Clearly, youth sports are loaded with benefits that go far beyond exercise. Sports also enhance kids’ social skills, self-confidence, and self-discipline. It’s no surprise that many athletes are also good students, applying their hard work ethics to their studies. Plus, athletes are less likely to get involved in drugs and crime. (For more on this topic, visit Kids Play USA Foundation.) The list of positives goes on and on.
But playing year-round soccer or three sports a year is not the right fit for everyone. My observation of kids and sports is that it sometimes takes a couple of switch-offs—trying a sport and when the interest or talent isn’t there, then moving on to another sport or activity. Parents should know that mainstream organized sports aren’t the only option when it comes to getting their kids involved. Part of our job as parents is to introduce our kids to all kinds of fitness possibilities.
Luckily, there are so many activities to choose from these days! Martial arts, hip hop dance, skating, and surfing are all examples of activities that will get kids up on their feet and moving. (The Mayo Clinic has more suggestions and guidelines on their website.)
And don’t forget social clubs. The Scouts and drama club are both excellent extracurricular activities, offering a nice mix of social and physical activity.
Listening is what’s really important. Letting your child help to choose physical activities that suit his or her personality—a notion called “fitness personality”—is a smart way to encourage exercise and involvement. (See KidsHealth for more on kids’ fitness personalities and motivating kids to be active.) Help your child discover activities that really spark interest, even if it’s just for one “season” and they move on to something else. Childhood is all about trying and learning new things.
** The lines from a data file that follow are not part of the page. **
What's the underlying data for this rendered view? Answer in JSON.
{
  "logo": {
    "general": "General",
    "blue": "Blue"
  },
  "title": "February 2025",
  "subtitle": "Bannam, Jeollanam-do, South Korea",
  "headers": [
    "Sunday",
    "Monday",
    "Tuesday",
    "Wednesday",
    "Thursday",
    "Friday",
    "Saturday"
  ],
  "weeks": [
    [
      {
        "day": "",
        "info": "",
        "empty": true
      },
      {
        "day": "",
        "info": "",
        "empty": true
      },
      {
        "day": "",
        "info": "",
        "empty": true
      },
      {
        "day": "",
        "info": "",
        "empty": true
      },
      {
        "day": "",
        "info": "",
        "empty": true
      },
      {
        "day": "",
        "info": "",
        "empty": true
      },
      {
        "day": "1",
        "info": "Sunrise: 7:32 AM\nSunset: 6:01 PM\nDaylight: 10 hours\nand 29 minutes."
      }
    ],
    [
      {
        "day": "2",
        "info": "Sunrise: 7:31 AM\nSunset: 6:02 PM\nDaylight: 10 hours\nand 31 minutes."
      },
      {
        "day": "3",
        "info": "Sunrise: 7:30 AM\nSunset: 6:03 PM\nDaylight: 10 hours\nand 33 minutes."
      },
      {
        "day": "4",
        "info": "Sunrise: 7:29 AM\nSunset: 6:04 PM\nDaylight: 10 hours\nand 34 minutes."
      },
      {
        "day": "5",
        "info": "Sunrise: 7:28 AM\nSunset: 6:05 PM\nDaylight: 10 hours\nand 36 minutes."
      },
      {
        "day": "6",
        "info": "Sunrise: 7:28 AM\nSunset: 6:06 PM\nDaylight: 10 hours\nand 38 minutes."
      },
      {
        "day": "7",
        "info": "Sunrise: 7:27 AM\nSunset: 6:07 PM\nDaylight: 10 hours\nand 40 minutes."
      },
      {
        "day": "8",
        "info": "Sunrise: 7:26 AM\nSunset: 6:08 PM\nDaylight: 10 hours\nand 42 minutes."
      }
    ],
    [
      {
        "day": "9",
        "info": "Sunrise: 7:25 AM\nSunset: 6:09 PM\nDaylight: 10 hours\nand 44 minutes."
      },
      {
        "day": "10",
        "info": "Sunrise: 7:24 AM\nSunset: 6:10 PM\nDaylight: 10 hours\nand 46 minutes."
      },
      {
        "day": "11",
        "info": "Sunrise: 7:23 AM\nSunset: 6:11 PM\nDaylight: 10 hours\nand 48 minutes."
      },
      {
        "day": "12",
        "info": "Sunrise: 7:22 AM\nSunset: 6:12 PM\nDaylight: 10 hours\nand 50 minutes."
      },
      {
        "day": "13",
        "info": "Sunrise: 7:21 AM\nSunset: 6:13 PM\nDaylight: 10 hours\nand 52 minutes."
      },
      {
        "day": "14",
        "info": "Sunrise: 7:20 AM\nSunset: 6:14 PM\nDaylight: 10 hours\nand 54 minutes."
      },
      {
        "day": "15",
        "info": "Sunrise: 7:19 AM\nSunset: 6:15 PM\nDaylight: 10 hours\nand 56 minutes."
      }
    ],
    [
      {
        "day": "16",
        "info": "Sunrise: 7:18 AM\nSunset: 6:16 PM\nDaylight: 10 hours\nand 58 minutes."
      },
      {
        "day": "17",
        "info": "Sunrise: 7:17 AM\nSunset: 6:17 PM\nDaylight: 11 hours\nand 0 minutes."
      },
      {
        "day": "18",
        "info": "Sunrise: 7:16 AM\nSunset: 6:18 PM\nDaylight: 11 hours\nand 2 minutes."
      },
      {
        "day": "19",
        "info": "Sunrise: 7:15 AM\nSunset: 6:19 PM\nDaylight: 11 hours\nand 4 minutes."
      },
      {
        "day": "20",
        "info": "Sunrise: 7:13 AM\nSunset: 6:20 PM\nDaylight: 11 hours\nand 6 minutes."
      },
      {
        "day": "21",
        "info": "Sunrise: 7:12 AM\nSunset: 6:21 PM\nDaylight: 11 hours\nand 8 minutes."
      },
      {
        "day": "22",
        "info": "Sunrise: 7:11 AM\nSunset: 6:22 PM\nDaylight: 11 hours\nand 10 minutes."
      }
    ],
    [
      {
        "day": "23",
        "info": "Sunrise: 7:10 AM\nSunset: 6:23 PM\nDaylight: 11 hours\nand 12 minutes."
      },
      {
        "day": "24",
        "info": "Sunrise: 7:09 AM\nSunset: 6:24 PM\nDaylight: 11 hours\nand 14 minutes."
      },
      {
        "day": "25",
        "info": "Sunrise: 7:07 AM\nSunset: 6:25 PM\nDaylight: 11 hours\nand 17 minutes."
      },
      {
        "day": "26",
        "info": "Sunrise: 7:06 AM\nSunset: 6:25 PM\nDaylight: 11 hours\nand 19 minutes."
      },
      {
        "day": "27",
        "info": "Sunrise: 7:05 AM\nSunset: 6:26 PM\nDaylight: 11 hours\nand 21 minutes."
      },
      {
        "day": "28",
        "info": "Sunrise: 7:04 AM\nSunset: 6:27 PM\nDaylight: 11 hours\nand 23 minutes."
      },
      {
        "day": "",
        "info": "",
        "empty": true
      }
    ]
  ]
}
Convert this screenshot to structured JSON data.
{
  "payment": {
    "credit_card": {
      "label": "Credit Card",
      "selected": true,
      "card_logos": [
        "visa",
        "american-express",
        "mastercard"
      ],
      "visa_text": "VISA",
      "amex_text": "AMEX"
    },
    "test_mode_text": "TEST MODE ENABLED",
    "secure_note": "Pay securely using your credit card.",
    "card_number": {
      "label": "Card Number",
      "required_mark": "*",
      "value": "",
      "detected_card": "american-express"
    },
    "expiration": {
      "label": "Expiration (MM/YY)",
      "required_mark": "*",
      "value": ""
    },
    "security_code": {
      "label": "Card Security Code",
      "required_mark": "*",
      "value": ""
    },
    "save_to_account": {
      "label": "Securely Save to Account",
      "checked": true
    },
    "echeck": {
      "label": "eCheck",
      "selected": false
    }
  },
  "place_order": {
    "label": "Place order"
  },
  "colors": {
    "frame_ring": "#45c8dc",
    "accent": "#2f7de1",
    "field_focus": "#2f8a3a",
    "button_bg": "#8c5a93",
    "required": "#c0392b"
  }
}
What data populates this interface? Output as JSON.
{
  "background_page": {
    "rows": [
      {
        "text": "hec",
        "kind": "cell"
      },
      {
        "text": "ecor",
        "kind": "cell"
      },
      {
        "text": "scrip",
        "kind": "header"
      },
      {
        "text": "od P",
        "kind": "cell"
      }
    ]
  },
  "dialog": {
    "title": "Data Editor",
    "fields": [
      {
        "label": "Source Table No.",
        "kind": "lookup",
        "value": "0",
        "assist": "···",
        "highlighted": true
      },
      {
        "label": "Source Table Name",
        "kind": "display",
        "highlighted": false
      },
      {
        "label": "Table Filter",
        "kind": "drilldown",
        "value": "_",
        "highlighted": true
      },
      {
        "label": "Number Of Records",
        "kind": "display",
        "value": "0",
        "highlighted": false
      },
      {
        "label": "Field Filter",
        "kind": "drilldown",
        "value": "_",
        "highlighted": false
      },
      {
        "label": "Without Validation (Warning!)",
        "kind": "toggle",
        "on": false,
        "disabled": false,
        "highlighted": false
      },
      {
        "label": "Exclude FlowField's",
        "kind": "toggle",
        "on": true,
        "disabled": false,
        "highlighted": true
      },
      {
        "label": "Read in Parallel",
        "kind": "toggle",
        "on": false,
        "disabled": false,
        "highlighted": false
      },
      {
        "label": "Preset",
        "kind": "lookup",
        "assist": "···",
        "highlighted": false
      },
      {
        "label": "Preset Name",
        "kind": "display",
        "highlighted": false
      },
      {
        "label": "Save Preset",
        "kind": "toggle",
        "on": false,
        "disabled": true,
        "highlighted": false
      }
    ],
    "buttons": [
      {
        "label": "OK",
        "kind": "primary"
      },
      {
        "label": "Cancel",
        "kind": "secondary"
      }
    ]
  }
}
Kids also need to learn commitment, so changing sports or activities mid-season is not necessarily recommended. I’ll write soon about ways to approach “sticking it out” for a season when the activity is not the best fit for the long term. We’ve all been there, right? The goal is helping kids to develop a life-long desire for a fit and a healthy lifestyle.
Don’t give up, parents! Support your child in finding a good fit for physical activity, socialization, and adventure. What works for your best friend’s family might not be what’s best for yours.